§ WHAT YOU ARE ASKED TO DO
Emit all the data exactly as provided.

[Dataset rows describing interfaces]

==================================================

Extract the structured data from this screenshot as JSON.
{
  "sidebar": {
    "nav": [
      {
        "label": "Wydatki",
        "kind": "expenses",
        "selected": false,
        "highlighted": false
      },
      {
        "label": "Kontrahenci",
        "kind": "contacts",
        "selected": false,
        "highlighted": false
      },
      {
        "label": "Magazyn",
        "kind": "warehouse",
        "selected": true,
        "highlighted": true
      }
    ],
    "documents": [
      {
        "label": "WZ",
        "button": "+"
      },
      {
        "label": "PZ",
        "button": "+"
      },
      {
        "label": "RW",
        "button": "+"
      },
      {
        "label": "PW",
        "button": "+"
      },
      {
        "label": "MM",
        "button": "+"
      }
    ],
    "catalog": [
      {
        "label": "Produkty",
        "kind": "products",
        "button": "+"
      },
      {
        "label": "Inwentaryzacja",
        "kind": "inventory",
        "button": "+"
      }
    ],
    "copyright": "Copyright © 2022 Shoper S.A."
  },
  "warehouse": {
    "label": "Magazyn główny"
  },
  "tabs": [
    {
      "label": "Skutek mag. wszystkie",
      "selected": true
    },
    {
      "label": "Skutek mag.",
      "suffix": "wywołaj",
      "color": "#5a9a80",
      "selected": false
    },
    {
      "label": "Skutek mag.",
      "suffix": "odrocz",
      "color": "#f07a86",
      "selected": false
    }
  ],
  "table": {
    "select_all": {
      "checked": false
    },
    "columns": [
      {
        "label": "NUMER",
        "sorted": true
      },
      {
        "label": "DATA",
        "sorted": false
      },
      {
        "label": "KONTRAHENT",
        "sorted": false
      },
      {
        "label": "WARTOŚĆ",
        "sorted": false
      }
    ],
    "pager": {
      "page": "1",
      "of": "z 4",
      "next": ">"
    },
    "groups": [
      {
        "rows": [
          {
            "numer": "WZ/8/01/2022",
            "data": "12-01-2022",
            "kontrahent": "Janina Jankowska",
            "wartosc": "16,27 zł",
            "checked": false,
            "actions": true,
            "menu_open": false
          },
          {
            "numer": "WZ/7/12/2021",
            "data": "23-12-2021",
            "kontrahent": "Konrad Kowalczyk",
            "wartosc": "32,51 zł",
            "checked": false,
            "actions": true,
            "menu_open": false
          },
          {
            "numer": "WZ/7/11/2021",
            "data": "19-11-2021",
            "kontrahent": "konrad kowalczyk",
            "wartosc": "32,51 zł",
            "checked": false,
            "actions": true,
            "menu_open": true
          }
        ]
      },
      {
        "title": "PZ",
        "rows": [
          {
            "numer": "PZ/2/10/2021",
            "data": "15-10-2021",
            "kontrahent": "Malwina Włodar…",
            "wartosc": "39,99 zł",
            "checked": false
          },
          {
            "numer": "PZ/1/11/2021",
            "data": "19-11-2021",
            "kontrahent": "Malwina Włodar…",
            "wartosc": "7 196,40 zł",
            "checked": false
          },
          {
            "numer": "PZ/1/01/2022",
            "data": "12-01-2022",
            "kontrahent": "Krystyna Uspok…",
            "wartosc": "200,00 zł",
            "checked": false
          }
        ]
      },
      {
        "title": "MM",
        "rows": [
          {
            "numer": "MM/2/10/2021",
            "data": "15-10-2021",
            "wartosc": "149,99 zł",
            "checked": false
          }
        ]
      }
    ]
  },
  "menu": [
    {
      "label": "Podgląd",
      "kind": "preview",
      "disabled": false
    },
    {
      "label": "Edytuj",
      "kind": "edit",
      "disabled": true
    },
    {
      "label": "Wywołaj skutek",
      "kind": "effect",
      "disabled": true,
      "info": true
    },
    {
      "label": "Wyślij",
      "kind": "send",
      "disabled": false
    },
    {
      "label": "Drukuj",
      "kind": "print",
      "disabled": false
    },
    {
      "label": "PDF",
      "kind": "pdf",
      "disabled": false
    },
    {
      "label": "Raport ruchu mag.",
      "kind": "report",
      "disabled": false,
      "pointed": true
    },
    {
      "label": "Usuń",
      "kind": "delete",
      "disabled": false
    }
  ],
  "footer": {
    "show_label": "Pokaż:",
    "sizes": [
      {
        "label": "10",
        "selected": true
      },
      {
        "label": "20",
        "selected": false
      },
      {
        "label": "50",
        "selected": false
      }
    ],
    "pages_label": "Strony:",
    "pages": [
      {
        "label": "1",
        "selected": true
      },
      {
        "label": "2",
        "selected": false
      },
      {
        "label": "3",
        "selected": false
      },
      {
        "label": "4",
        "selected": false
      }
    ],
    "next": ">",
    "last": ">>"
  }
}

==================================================

§ TASK OUTPUT
Extract the structured data from this screenshot as JSON.
{
  "sidebar": {
    "nav": [
      {
        "label": "Wydatki",
        "kind": "expenses",
        "selected": false,
        "highlighted": false
      },
      {
        "label": "Kontrahenci",
        "kind": "contacts",
        "selected": false,
        "highlighted": false
      },
      {
        "label": "Magazyn",
        "kind": "warehouse",
        "selected": true,
        "highlighted": true
      }
    ],
    "documents": [
      {
        "label": "WZ",
        "button": "+"
      },
      {
        "label": "PZ",
        "button": "+"
      },
      {
        "label": "RW",
        "button": "+"
      },
      {
        "label": "PW",
        "button": "+"
      },
      {
        "label": "MM",
        "button": "+"
      }
    ],
    "catalog": [
      {
        "label": "Produkty",
        "kind": "products",
        "button": "+"
      },
      {
        "label": "Inwentaryzacja",
        "kind": "inventory",
        "button": "+"
      }
    ],
    "copyright": "Copyright © 2022 Shoper S.A."
  },
  "warehouse": {
    "label": "Magazyn główny"
  },
  "tabs": [
    {
      "label": "Skutek mag. wszystkie",
      "selected": true
    },
    {
      "label": "Skutek mag.",
      "suffix": "wywołaj",
      "color": "#5a9a80",
      "selected": false
    },
    {
      "label": "Skutek mag.",
      "suffix": "odrocz",
      "color": "#f07a86",
      "selected": false
    }
  ],
  "table": {
    "select_all": {
      "checked": false
    },
    "columns": [
      {
        "label": "NUMER",
        "sorted": true
      },
      {
        "label": "DATA",
        "sorted": false
      },
      {
        "label": "KONTRAHENT",
        "sorted": false
      },
      {
        "label": "WARTOŚĆ",
        "sorted": false
      }
    ],
    "pager": {
      "page": "1",
      "of": "z 4",
      "next": ">"
    },
    "groups": [
      {
        "rows": [
          {
            "numer": "WZ/8/01/2022",
            "data": "12-01-2022",
            "kontrahent": "Janina Jankowska",
            "wartosc": "16,27 zł",
            "checked": false,
            "actions": true,
            "menu_open": false
          },
          {
            "numer": "WZ/7/12/2021",
            "data": "23-12-2021",
            "kontrahent": "Konrad Kowalczyk",
            "wartosc": "32,51 zł",
            "checked": false,
            "actions": true,
            "menu_open": false
          },
          {
            "numer": "WZ/7/11/2021",
            "data": "19-11-2021",
            "kontrahent": "konrad kowalczyk",
            "wartosc": "32,51 zł",
            "checked": false,
            "actions": true,
            "menu_open": true
          }
        ]
      },
      {
        "title": "PZ",
        "rows": [
          {
            "numer": "PZ/2/10/2021",
            "data": "15-10-2021",
            "kontrahent": "Malwina Włodar…",
            "wartosc": "39,99 zł",
            "checked": false
          },
          {
            "numer": "PZ/1/11/2021",
            "data": "19-11-2021",
            "kontrahent": "Malwina Włodar…",
            "wartosc": "7 196,40 zł",
            "checked": false
          },
          {
            "numer": "PZ/1/01/2022",
            "data": "12-01-2022",
            "kontrahent": "Krystyna Uspok…",
            "wartosc": "200,00 zł",
            "checked": false
          }
        ]
      },
      {
        "title": "MM",
        "rows": [
          {
            "numer": "MM/2/10/2021",
            "data": "15-10-2021",
            "wartosc": "149,99 zł",
            "checked": false
          }
        ]
      }
    ]
  },
  "menu": [
    {
      "label": "Podgląd",
      "kind": "preview",
      "disabled": false
    },
    {
      "label": "Edytuj",
      "kind": "edit",
      "disabled": true
    },
    {
      "label": "Wywołaj skutek",
      "kind": "effect",
      "disabled": true,
      "info": true
    },
    {
      "label": "Wyślij",
      "kind": "send",
      "disabled": false
    },
    {
      "label": "Drukuj",
      "kind": "print",
      "disabled": false
    },
    {
      "label": "PDF",
      "kind": "pdf",
      "disabled": false
    },
    {
      "label": "Raport ruchu mag.",
      "kind": "report",
      "disabled": false,
      "pointed": true
    },
    {
      "label": "Usuń",
      "kind": "delete",
      "disabled": false
    }
  ],
  "footer": {
    "show_label": "Pokaż:",
    "sizes": [
      {
        "label": "10",
        "selected": true
      },
      {
        "label": "20",
        "selected": false
      },
      {
        "label": "50",
        "selected": false
      }
    ],
    "pages_label": "Strony:",
    "pages": [
      {
        "label": "1",
        "selected": true
      },
      {
        "label": "2",
        "selected": false
      },
      {
        "label": "3",
        "selected": false
      },
      {
        "label": "4",
        "selected": false
      }
    ],
    "next": ">",
    "last": ">>"
  }
}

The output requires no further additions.